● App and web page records
※ ※ ※

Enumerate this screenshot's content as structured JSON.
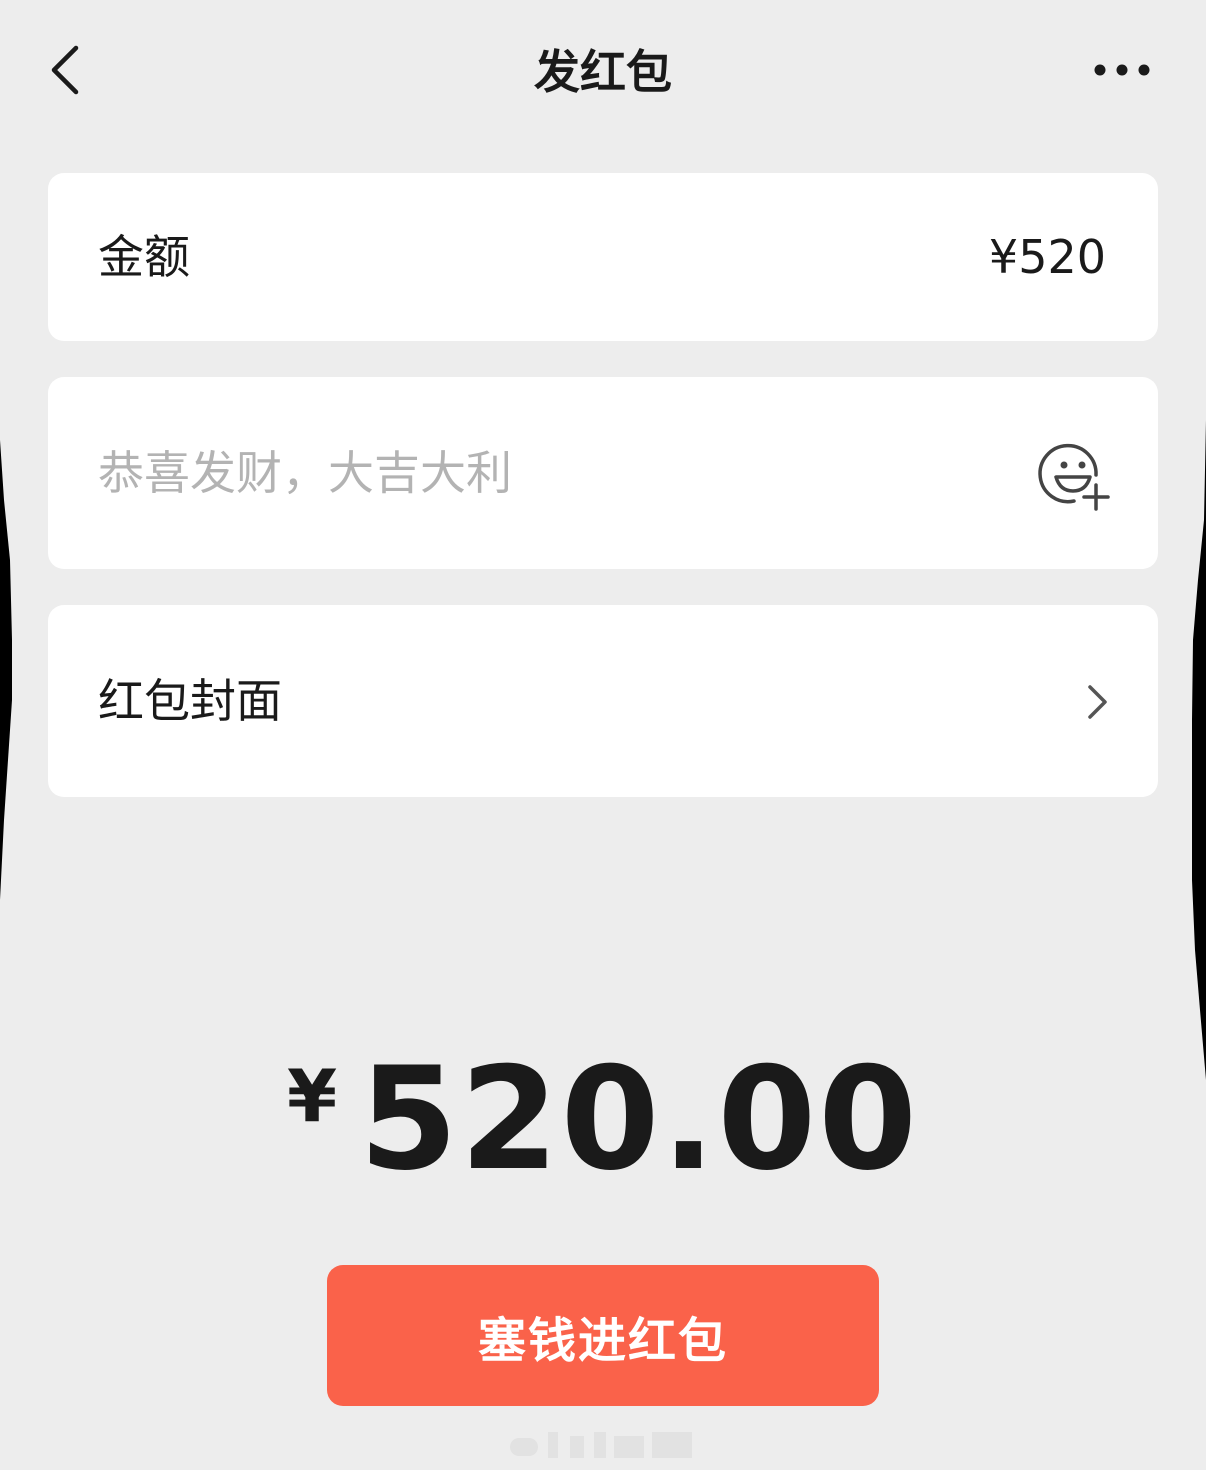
{
  "header": {
    "title": "发红包",
    "back_icon": "chevron-left-icon",
    "more_icon": "more-horizontal-icon"
  },
  "amount_card": {
    "label": "金额",
    "value": "¥520"
  },
  "message_card": {
    "placeholder": "恭喜发财，大吉大利",
    "value": "",
    "emoji_icon": "emoji-add-icon"
  },
  "cover_card": {
    "label": "红包封面",
    "chevron_icon": "chevron-right-icon"
  },
  "total": {
    "currency": "¥",
    "amount": "520.00"
  },
  "submit": {
    "label": "塞钱进红包"
  },
  "colors": {
    "background": "#ededed",
    "card": "#ffffff",
    "accent": "#fa624a",
    "text_primary": "#1a1a1a",
    "placeholder": "#b3b3b3"
  }
}
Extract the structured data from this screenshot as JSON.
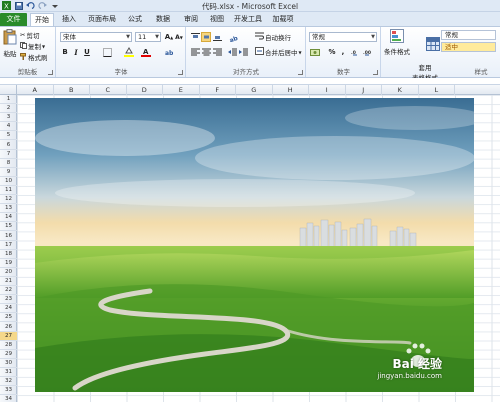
{
  "window": {
    "title": "代码.xlsx - Microsoft Excel"
  },
  "tabs": [
    {
      "label": "文件"
    },
    {
      "label": "开始"
    },
    {
      "label": "插入"
    },
    {
      "label": "页面布局"
    },
    {
      "label": "公式"
    },
    {
      "label": "数据"
    },
    {
      "label": "审阅"
    },
    {
      "label": "视图"
    },
    {
      "label": "开发工具"
    },
    {
      "label": "加载项"
    }
  ],
  "ribbon": {
    "clipboard": {
      "paste": "粘贴",
      "cut": "剪切",
      "copy": "复制",
      "format_painter": "格式刷",
      "label": "剪贴板"
    },
    "font": {
      "name": "宋体",
      "size": "11",
      "label": "字体"
    },
    "alignment": {
      "wrap": "自动换行",
      "merge": "合并后居中",
      "label": "对齐方式"
    },
    "number": {
      "format": "常规",
      "percent": "%",
      "comma": ",",
      "label": "数字"
    },
    "styles": {
      "conditional": "条件格式",
      "table": "套用\n表格格式",
      "normal": "常规",
      "neutral": "适中",
      "label": "样式"
    }
  },
  "columns": [
    "A",
    "B",
    "C",
    "D",
    "E",
    "F",
    "G",
    "H",
    "I",
    "J",
    "K",
    "L"
  ],
  "rows": [
    "1",
    "2",
    "3",
    "4",
    "5",
    "6",
    "7",
    "8",
    "9",
    "10",
    "11",
    "12",
    "13",
    "14",
    "15",
    "16",
    "17",
    "18",
    "19",
    "20",
    "21",
    "22",
    "23",
    "24",
    "25",
    "26",
    "27",
    "28",
    "29",
    "30",
    "31",
    "32",
    "33",
    "34"
  ],
  "selected_row": "27",
  "picture": {
    "watermark_brand": "Bai 经验",
    "watermark_url": "jingyan.baidu.com"
  },
  "colors": {
    "file_tab": "#2a8b2a",
    "accent": "#2b579a",
    "selected_header": "#f5d88a"
  }
}
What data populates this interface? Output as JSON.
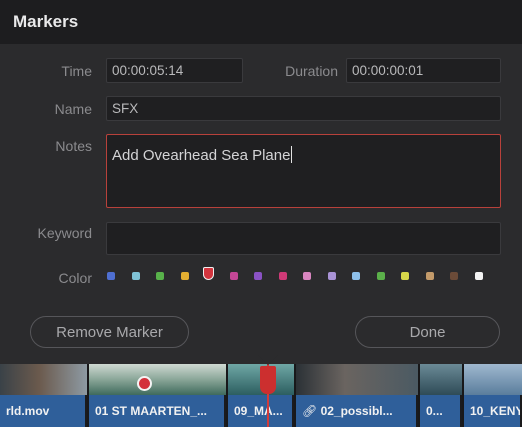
{
  "dialog": {
    "title": "Markers",
    "time_label": "Time",
    "time_value": "00:00:05:14",
    "duration_label": "Duration",
    "duration_value": "00:00:00:01",
    "name_label": "Name",
    "name_value": "SFX",
    "notes_label": "Notes",
    "notes_value": "Add Ovearhead Sea Plane",
    "keyword_label": "Keyword",
    "keyword_value": "",
    "color_label": "Color",
    "colors": [
      "#4f6fd1",
      "#7fc2d6",
      "#58b14a",
      "#e3ae31",
      "#d3353e",
      "#c44796",
      "#8a52c4",
      "#cf3a77",
      "#d986c0",
      "#a993d6",
      "#8ec0ea",
      "#5bb04a",
      "#d8d84a",
      "#c39a6a",
      "#6b4b38",
      "#f3f3f3"
    ],
    "selected_color_index": 4,
    "remove_button": "Remove Marker",
    "done_button": "Done"
  },
  "timeline": {
    "clips": [
      {
        "label": "rld.mov",
        "thumb": "#5c6a72"
      },
      {
        "label": "01 ST MAARTEN_...",
        "thumb": "#7c9486"
      },
      {
        "label": "09_MA...",
        "thumb": "#3f6f72"
      },
      {
        "label": "02_possibl...",
        "thumb": "#546069",
        "icon": "link-icon"
      },
      {
        "label": "0...",
        "thumb": "#3b5966"
      },
      {
        "label": "10_KENY",
        "thumb": "#6a8aa6"
      }
    ]
  }
}
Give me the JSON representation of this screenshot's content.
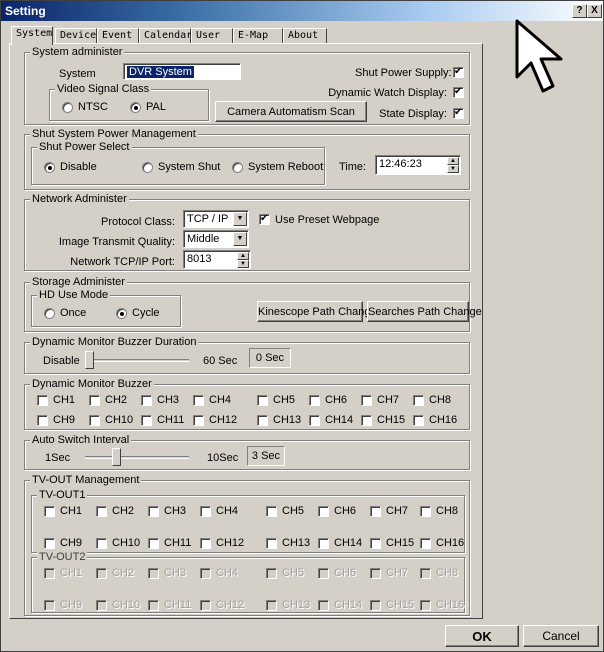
{
  "window": {
    "title": "Setting",
    "help_btn": "?",
    "close_btn": "X"
  },
  "tabs": [
    "System",
    "Device",
    "Event",
    "Calendar",
    "User",
    "E-Map",
    "About"
  ],
  "system_admin": {
    "group_label": "System administer",
    "system_label": "System",
    "system_value": "DVR System",
    "video_group_label": "Video Signal Class",
    "ntsc": "NTSC",
    "pal": "PAL",
    "video_selected": "PAL",
    "scan_button": "Camera Automatism Scan",
    "shut_power_supply": "Shut Power Supply:",
    "dynamic_watch_display": "Dynamic Watch Display:",
    "state_display": "State Display:",
    "shut_power_supply_checked": true,
    "dynamic_watch_display_checked": true,
    "state_display_checked": true
  },
  "shut_power": {
    "group_label": "Shut System Power Management",
    "select_label": "Shut Power Select",
    "disable": "Disable",
    "system_shut": "System Shut",
    "system_reboot": "System Reboot",
    "selected": "Disable",
    "time_label": "Time:",
    "time_value": "12:46:23"
  },
  "network": {
    "group_label": "Network Administer",
    "protocol_label": "Protocol Class:",
    "protocol_value": "TCP / IP",
    "preset_label": "Use Preset Webpage",
    "preset_checked": true,
    "quality_label": "Image Transmit Quality:",
    "quality_value": "Middle",
    "port_label": "Network TCP/IP Port:",
    "port_value": "8013"
  },
  "storage": {
    "group_label": "Storage Administer",
    "hd_group_label": "HD Use Mode",
    "once": "Once",
    "cycle": "Cycle",
    "selected": "Cycle",
    "kinescope_button": "Kinescope Path Change",
    "searches_button": "Searches Path Change"
  },
  "buzzer_duration": {
    "group_label": "Dynamic Monitor Buzzer Duration",
    "min_label": "Disable",
    "max_label": "60 Sec",
    "value": "0 Sec",
    "level": 0
  },
  "buzzer": {
    "group_label": "Dynamic Monitor Buzzer",
    "channels": [
      "CH1",
      "CH2",
      "CH3",
      "CH4",
      "CH5",
      "CH6",
      "CH7",
      "CH8",
      "CH9",
      "CH10",
      "CH11",
      "CH12",
      "CH13",
      "CH14",
      "CH15",
      "CH16"
    ]
  },
  "auto_switch": {
    "group_label": "Auto Switch Interval",
    "min_label": "1Sec",
    "max_label": "10Sec",
    "value": "3 Sec",
    "level": 3
  },
  "tvout": {
    "group_label": "TV-OUT Management",
    "out1_label": "TV-OUT1",
    "out2_label": "TV-OUT2",
    "channels": [
      "CH1",
      "CH2",
      "CH3",
      "CH4",
      "CH5",
      "CH6",
      "CH7",
      "CH8",
      "CH9",
      "CH10",
      "CH11",
      "CH12",
      "CH13",
      "CH14",
      "CH15",
      "CH16"
    ]
  },
  "footer": {
    "ok": "OK",
    "cancel": "Cancel"
  }
}
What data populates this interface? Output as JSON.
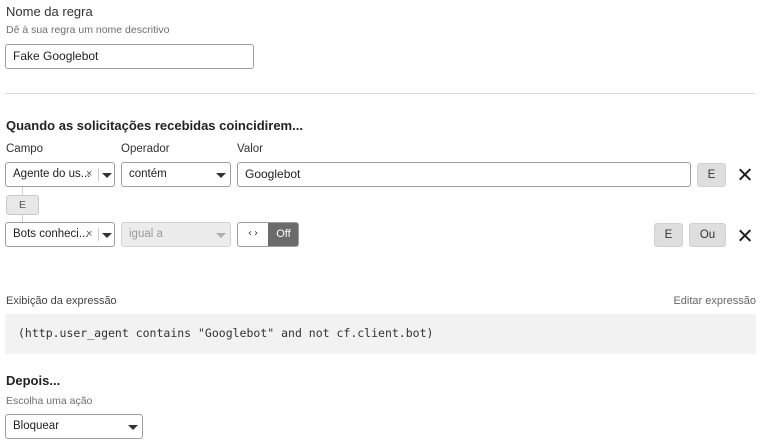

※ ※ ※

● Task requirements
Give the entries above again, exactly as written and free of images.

● Task output
Enumerate this screenshot's content as structured JSON.
{
  "header": {
    "title": "发红包",
    "back_icon": "chevron-left-icon",
    "more_icon": "more-horizontal-icon"
  },
  "amount_card": {
    "label": "金额",
    "value": "¥520"
  },
  "message_card": {
    "placeholder": "恭喜发财，大吉大利",
    "value": "",
    "emoji_icon": "emoji-add-icon"
  },
  "cover_card": {
    "label": "红包封面",
    "chevron_icon": "chevron-right-icon"
  },
  "total": {
    "currency": "¥",
    "amount": "520.00"
  },
  "submit": {
    "label": "塞钱进红包"
  },
  "colors": {
    "background": "#ededed",
    "card": "#ffffff",
    "accent": "#fa624a",
    "text_primary": "#1a1a1a",
    "placeholder": "#b3b3b3"
  }
}
Extract the structured data from this screenshot as JSON.
{
  "window": {
    "title": "代码.xlsx - Microsoft Excel"
  },
  "tabs": [
    {
      "label": "文件"
    },
    {
      "label": "开始"
    },
    {
      "label": "插入"
    },
    {
      "label": "页面布局"
    },
    {
      "label": "公式"
    },
    {
      "label": "数据"
    },
    {
      "label": "审阅"
    },
    {
      "label": "视图"
    },
    {
      "label": "开发工具"
    },
    {
      "label": "加载项"
    }
  ],
  "ribbon": {
    "clipboard": {
      "paste": "粘贴",
      "cut": "剪切",
      "copy": "复制",
      "format_painter": "格式刷",
      "label": "剪贴板"
    },
    "font": {
      "name": "宋体",
      "size": "11",
      "label": "字体"
    },
    "alignment": {
      "wrap": "自动换行",
      "merge": "合并后居中",
      "label": "对齐方式"
    },
    "number": {
      "format": "常规",
      "percent": "%",
      "comma": ",",
      "label": "数字"
    },
    "styles": {
      "conditional": "条件格式",
      "table": "套用\n表格格式",
      "normal": "常规",
      "neutral": "适中",
      "label": "样式"
    }
  },
  "columns": [
    "A",
    "B",
    "C",
    "D",
    "E",
    "F",
    "G",
    "H",
    "I",
    "J",
    "K",
    "L"
  ],
  "rows": [
    "1",
    "2",
    "3",
    "4",
    "5",
    "6",
    "7",
    "8",
    "9",
    "10",
    "11",
    "12",
    "13",
    "14",
    "15",
    "16",
    "17",
    "18",
    "19",
    "20",
    "21",
    "22",
    "23",
    "24",
    "25",
    "26",
    "27",
    "28",
    "29",
    "30",
    "31",
    "32",
    "33",
    "34"
  ],
  "selected_row": "27",
  "picture": {
    "watermark_brand": "Bai 经验",
    "watermark_url": "jingyan.baidu.com"
  },
  "colors": {
    "file_tab": "#2a8b2a",
    "accent": "#2b579a",
    "selected_header": "#f5d88a"
  }
}
What data populates this interface? Output as JSON.
{
  "dialog": {
    "title": "Markers",
    "time_label": "Time",
    "time_value": "00:00:05:14",
    "duration_label": "Duration",
    "duration_value": "00:00:00:01",
    "name_label": "Name",
    "name_value": "SFX",
    "notes_label": "Notes",
    "notes_value": "Add Ovearhead Sea Plane",
    "keyword_label": "Keyword",
    "keyword_value": "",
    "color_label": "Color",
    "colors": [
      "#4f6fd1",
      "#7fc2d6",
      "#58b14a",
      "#e3ae31",
      "#d3353e",
      "#c44796",
      "#8a52c4",
      "#cf3a77",
      "#d986c0",
      "#a993d6",
      "#8ec0ea",
      "#5bb04a",
      "#d8d84a",
      "#c39a6a",
      "#6b4b38",
      "#f3f3f3"
    ],
    "selected_color_index": 4,
    "remove_button": "Remove Marker",
    "done_button": "Done"
  },
  "timeline": {
    "clips": [
      {
        "label": "rld.mov",
        "thumb": "#5c6a72"
      },
      {
        "label": "01 ST MAARTEN_...",
        "thumb": "#7c9486"
      },
      {
        "label": "09_MA...",
        "thumb": "#3f6f72"
      },
      {
        "label": "02_possibl...",
        "thumb": "#546069",
        "icon": "link-icon"
      },
      {
        "label": "0...",
        "thumb": "#3b5966"
      },
      {
        "label": "10_KENY",
        "thumb": "#6a8aa6"
      }
    ]
  }
}
Give me the JSON representation of this screenshot's content.
{
  "window": {
    "title": "Setting",
    "help_btn": "?",
    "close_btn": "X"
  },
  "tabs": [
    "System",
    "Device",
    "Event",
    "Calendar",
    "User",
    "E-Map",
    "About"
  ],
  "system_admin": {
    "group_label": "System administer",
    "system_label": "System",
    "system_value": "DVR System",
    "video_group_label": "Video Signal Class",
    "ntsc": "NTSC",
    "pal": "PAL",
    "video_selected": "PAL",
    "scan_button": "Camera Automatism Scan",
    "shut_power_supply": "Shut Power Supply:",
    "dynamic_watch_display": "Dynamic Watch Display:",
    "state_display": "State Display:",
    "shut_power_supply_checked": true,
    "dynamic_watch_display_checked": true,
    "state_display_checked": true
  },
  "shut_power": {
    "group_label": "Shut System Power Management",
    "select_label": "Shut Power Select",
    "disable": "Disable",
    "system_shut": "System Shut",
    "system_reboot": "System Reboot",
    "selected": "Disable",
    "time_label": "Time:",
    "time_value": "12:46:23"
  },
  "network": {
    "group_label": "Network Administer",
    "protocol_label": "Protocol Class:",
    "protocol_value": "TCP / IP",
    "preset_label": "Use Preset Webpage",
    "preset_checked": true,
    "quality_label": "Image Transmit Quality:",
    "quality_value": "Middle",
    "port_label": "Network TCP/IP Port:",
    "port_value": "8013"
  },
  "storage": {
    "group_label": "Storage Administer",
    "hd_group_label": "HD Use Mode",
    "once": "Once",
    "cycle": "Cycle",
    "selected": "Cycle",
    "kinescope_button": "Kinescope Path Change",
    "searches_button": "Searches Path Change"
  },
  "buzzer_duration": {
    "group_label": "Dynamic Monitor Buzzer Duration",
    "min_label": "Disable",
    "max_label": "60 Sec",
    "value": "0 Sec",
    "level": 0
  },
  "buzzer": {
    "group_label": "Dynamic Monitor Buzzer",
    "channels": [
      "CH1",
      "CH2",
      "CH3",
      "CH4",
      "CH5",
      "CH6",
      "CH7",
      "CH8",
      "CH9",
      "CH10",
      "CH11",
      "CH12",
      "CH13",
      "CH14",
      "CH15",
      "CH16"
    ]
  },
  "auto_switch": {
    "group_label": "Auto Switch Interval",
    "min_label": "1Sec",
    "max_label": "10Sec",
    "value": "3 Sec",
    "level": 3
  },
  "tvout": {
    "group_label": "TV-OUT Management",
    "out1_label": "TV-OUT1",
    "out2_label": "TV-OUT2",
    "channels": [
      "CH1",
      "CH2",
      "CH3",
      "CH4",
      "CH5",
      "CH6",
      "CH7",
      "CH8",
      "CH9",
      "CH10",
      "CH11",
      "CH12",
      "CH13",
      "CH14",
      "CH15",
      "CH16"
    ]
  },
  "footer": {
    "ok": "OK",
    "cancel": "Cancel"
  }
}
What data populates this interface? Output as JSON.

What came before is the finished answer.